My own view of the proper course in regard to persons taken into custody by military force is not to hold them unless we have evidence sufficient to convict them before a court of competent jurisdiction. Whether in the condition of the judiciary in this portion of my department they shoul even with such evidence be surrendered for trial at this time is another question on which considerations of the public safety may have some influence. But if such evidence is absolutely wanting I suppose we should not hesitate either to release them or give them over to the prosecuring attorney to be disposed of as he may think proper.
I am, very respectfully, yours,
JOHN A. DIX,
HEADQUARTERS DIVISION OF THE POTOMAC,
August 20, 1861.
Major General JOHN A. DIX,
Commanding, &c., Baltimore, Md.
GENERAL: * * * Before many days some place will be designated where prisoners of this description can be sent for safe-keeping until everything is settled. When there is good reason to suppose that persons are giving aid and comfort to the enemy they should be arrested even when there is a want of positive proof of their guilt.

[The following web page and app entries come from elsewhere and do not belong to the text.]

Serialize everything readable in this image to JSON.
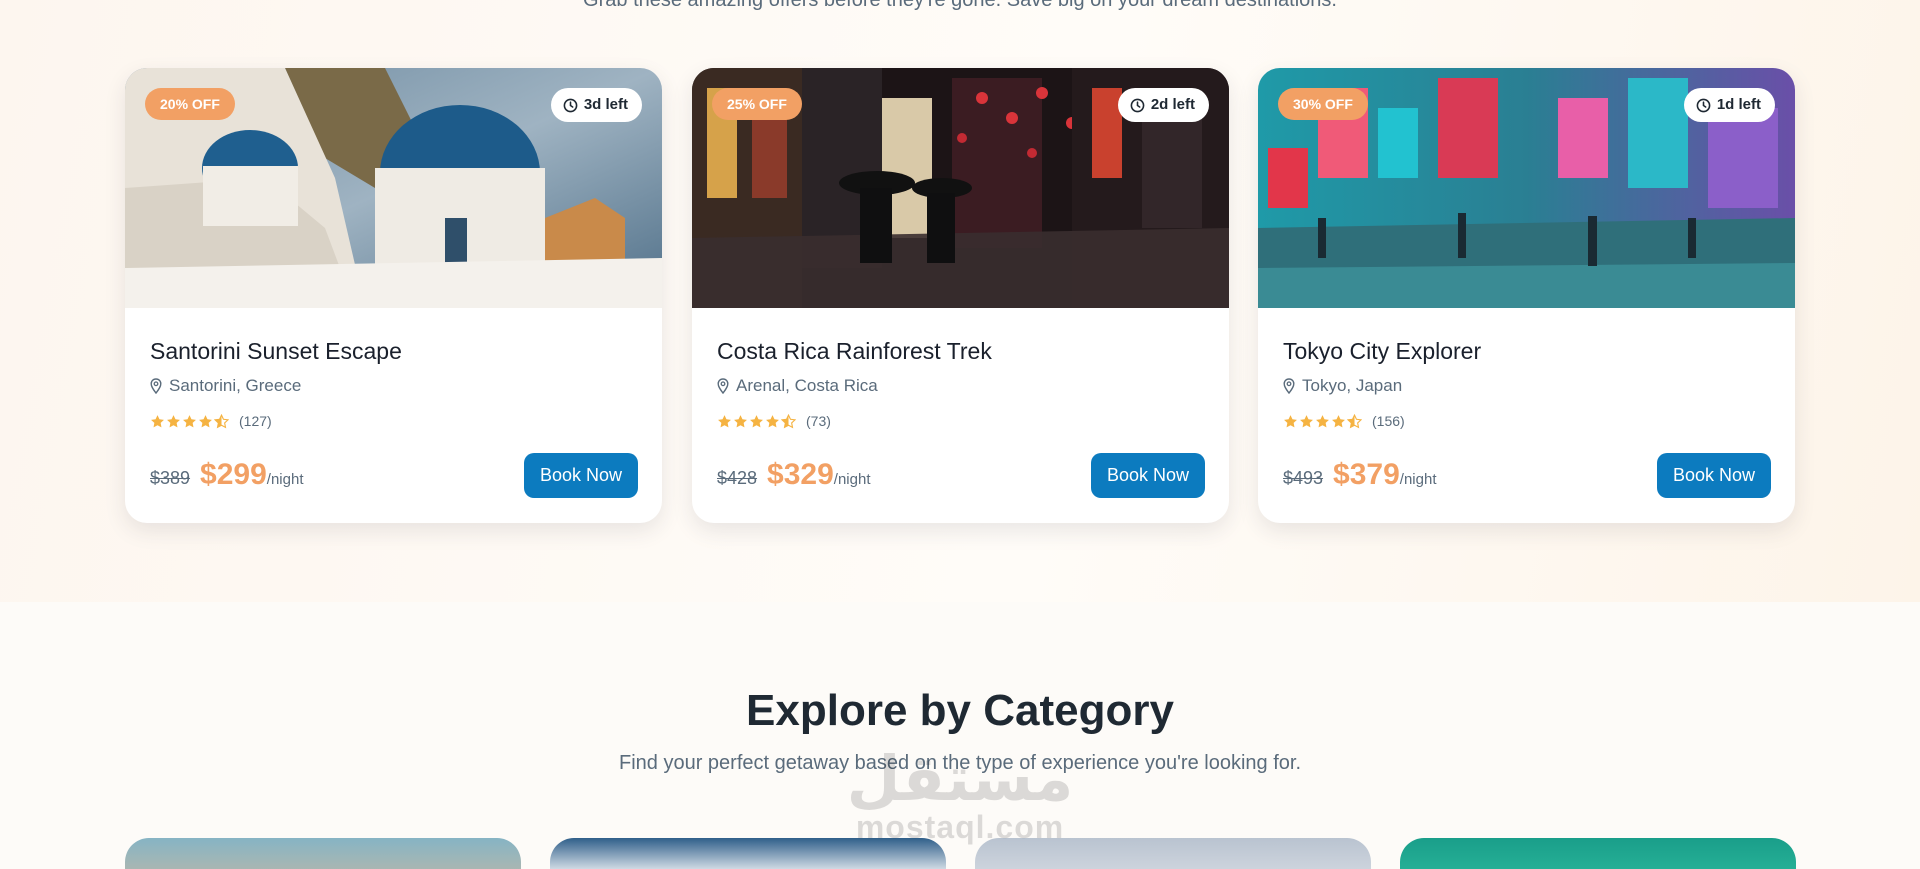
{
  "deals": {
    "subtitle": "Grab these amazing offers before they're gone. Save big on your dream destinations."
  },
  "cards": [
    {
      "discount": "20% OFF",
      "time_left": "3d left",
      "title": "Santorini Sunset Escape",
      "location": "Santorini, Greece",
      "rating_count": "(127)",
      "rating": 4.5,
      "old_price": "$389",
      "new_price": "$299",
      "per": "/night",
      "cta": "Book Now"
    },
    {
      "discount": "25% OFF",
      "time_left": "2d left",
      "title": "Costa Rica Rainforest Trek",
      "location": "Arenal, Costa Rica",
      "rating_count": "(73)",
      "rating": 4.5,
      "old_price": "$428",
      "new_price": "$329",
      "per": "/night",
      "cta": "Book Now"
    },
    {
      "discount": "30% OFF",
      "time_left": "1d left",
      "title": "Tokyo City Explorer",
      "location": "Tokyo, Japan",
      "rating_count": "(156)",
      "rating": 4.5,
      "old_price": "$493",
      "new_price": "$379",
      "per": "/night",
      "cta": "Book Now"
    }
  ],
  "category": {
    "title": "Explore by Category",
    "subtitle": "Find your perfect getaway based on the type of experience you're looking for."
  },
  "watermark": {
    "arabic": "مستقل",
    "latin": "mostaql.com"
  },
  "icons": {
    "clock": "clock-icon",
    "location": "map-pin-icon",
    "star": "star-icon"
  },
  "colors": {
    "accent": "#f2a064",
    "primary": "#0c7bbf",
    "star": "#f5b342"
  }
}
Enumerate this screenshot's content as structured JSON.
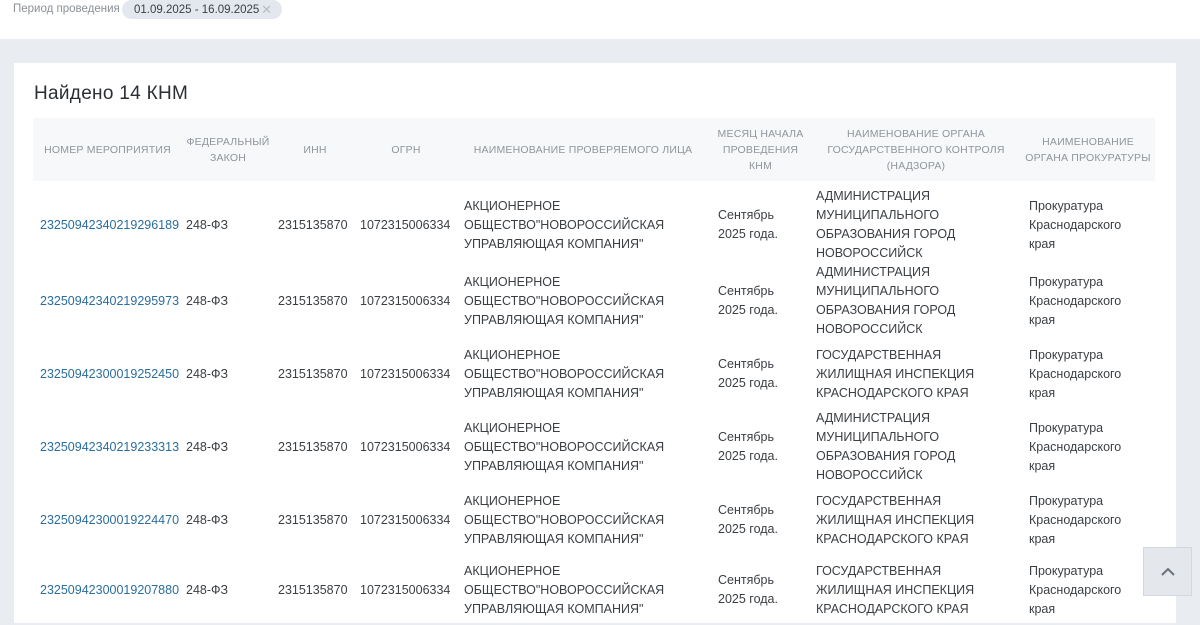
{
  "filter": {
    "label": "Период проведения",
    "date_range": "01.09.2025 - 16.09.2025",
    "clear_icon": "close-icon"
  },
  "results": {
    "title": "Найдено 14 КНМ"
  },
  "table": {
    "columns": [
      "НОМЕР МЕРОПРИЯТИЯ",
      "ФЕДЕРАЛЬНЫЙ ЗАКОН",
      "ИНН",
      "ОГРН",
      "НАИМЕНОВАНИЕ ПРОВЕРЯЕМОГО ЛИЦА",
      "МЕСЯЦ НАЧАЛА ПРОВЕДЕНИЯ КНМ",
      "НАИМЕНОВАНИЕ ОРГАНА ГОСУДАРСТВЕННОГО КОНТРОЛЯ (НАДЗОРА)",
      "НАИМЕНОВАНИЕ ОРГАНА ПРОКУРАТУРЫ"
    ],
    "rows": [
      {
        "number": "23250942340219296189",
        "law": "248-ФЗ",
        "inn": "2315135870",
        "ogrn": "1072315006334",
        "name": "АКЦИОНЕРНОЕ ОБЩЕСТВО\"НОВОРОССИЙСКАЯ УПРАВЛЯЮЩАЯ КОМПАНИЯ\"",
        "month": "Сентябрь 2025 года.",
        "organ": "АДМИНИСТРАЦИЯ МУНИЦИПАЛЬНОГО ОБРАЗОВАНИЯ ГОРОД НОВОРОССИЙСК",
        "prosecutor": "Прокуратура Краснодарского края"
      },
      {
        "number": "23250942340219295973",
        "law": "248-ФЗ",
        "inn": "2315135870",
        "ogrn": "1072315006334",
        "name": "АКЦИОНЕРНОЕ ОБЩЕСТВО\"НОВОРОССИЙСКАЯ УПРАВЛЯЮЩАЯ КОМПАНИЯ\"",
        "month": "Сентябрь 2025 года.",
        "organ": "АДМИНИСТРАЦИЯ МУНИЦИПАЛЬНОГО ОБРАЗОВАНИЯ ГОРОД НОВОРОССИЙСК",
        "prosecutor": "Прокуратура Краснодарского края"
      },
      {
        "number": "23250942300019252450",
        "law": "248-ФЗ",
        "inn": "2315135870",
        "ogrn": "1072315006334",
        "name": "АКЦИОНЕРНОЕ ОБЩЕСТВО\"НОВОРОССИЙСКАЯ УПРАВЛЯЮЩАЯ КОМПАНИЯ\"",
        "month": "Сентябрь 2025 года.",
        "organ": "ГОСУДАРСТВЕННАЯ ЖИЛИЩНАЯ ИНСПЕКЦИЯ КРАСНОДАРСКОГО КРАЯ",
        "prosecutor": "Прокуратура Краснодарского края"
      },
      {
        "number": "23250942340219233313",
        "law": "248-ФЗ",
        "inn": "2315135870",
        "ogrn": "1072315006334",
        "name": "АКЦИОНЕРНОЕ ОБЩЕСТВО\"НОВОРОССИЙСКАЯ УПРАВЛЯЮЩАЯ КОМПАНИЯ\"",
        "month": "Сентябрь 2025 года.",
        "organ": "АДМИНИСТРАЦИЯ МУНИЦИПАЛЬНОГО ОБРАЗОВАНИЯ ГОРОД НОВОРОССИЙСК",
        "prosecutor": "Прокуратура Краснодарского края"
      },
      {
        "number": "23250942300019224470",
        "law": "248-ФЗ",
        "inn": "2315135870",
        "ogrn": "1072315006334",
        "name": "АКЦИОНЕРНОЕ ОБЩЕСТВО\"НОВОРОССИЙСКАЯ УПРАВЛЯЮЩАЯ КОМПАНИЯ\"",
        "month": "Сентябрь 2025 года.",
        "organ": "ГОСУДАРСТВЕННАЯ ЖИЛИЩНАЯ ИНСПЕКЦИЯ КРАСНОДАРСКОГО КРАЯ",
        "prosecutor": "Прокуратура Краснодарского края"
      },
      {
        "number": "23250942300019207880",
        "law": "248-ФЗ",
        "inn": "2315135870",
        "ogrn": "1072315006334",
        "name": "АКЦИОНЕРНОЕ ОБЩЕСТВО\"НОВОРОССИЙСКАЯ УПРАВЛЯЮЩАЯ КОМПАНИЯ\"",
        "month": "Сентябрь 2025 года.",
        "organ": "ГОСУДАРСТВЕННАЯ ЖИЛИЩНАЯ ИНСПЕКЦИЯ КРАСНОДАРСКОГО КРАЯ",
        "prosecutor": "Прокуратура Краснодарского края"
      }
    ]
  },
  "scroll_top_icon": "chevron-up-icon",
  "colors": {
    "page_background": "#e9edf2",
    "link": "#2a6d9e",
    "header_text": "#8f959b",
    "chip_background": "#e3e8ee"
  }
}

I am, sir, very respectfully, your obedient servant,
A. V. COLBURN,
FORT McHENRY, August 25, 1861.
MY DEAR GENERAL: I inclose a letter addressed to me* by the Rev. A. Cleveland Coxe, rector of Grace Church in this city. He is a strong Union man and is therefore entitled to a respectful hearing. His letter is private, but is refers to you and therefore I take the liberty of sending it. There was an article in the Clipper (communicated) and another in the New York Herald (from a letter-writter or correspondent) commanding of my clemency in regard to the twenty-three State prisoners who passed through this city to Fort Monroe.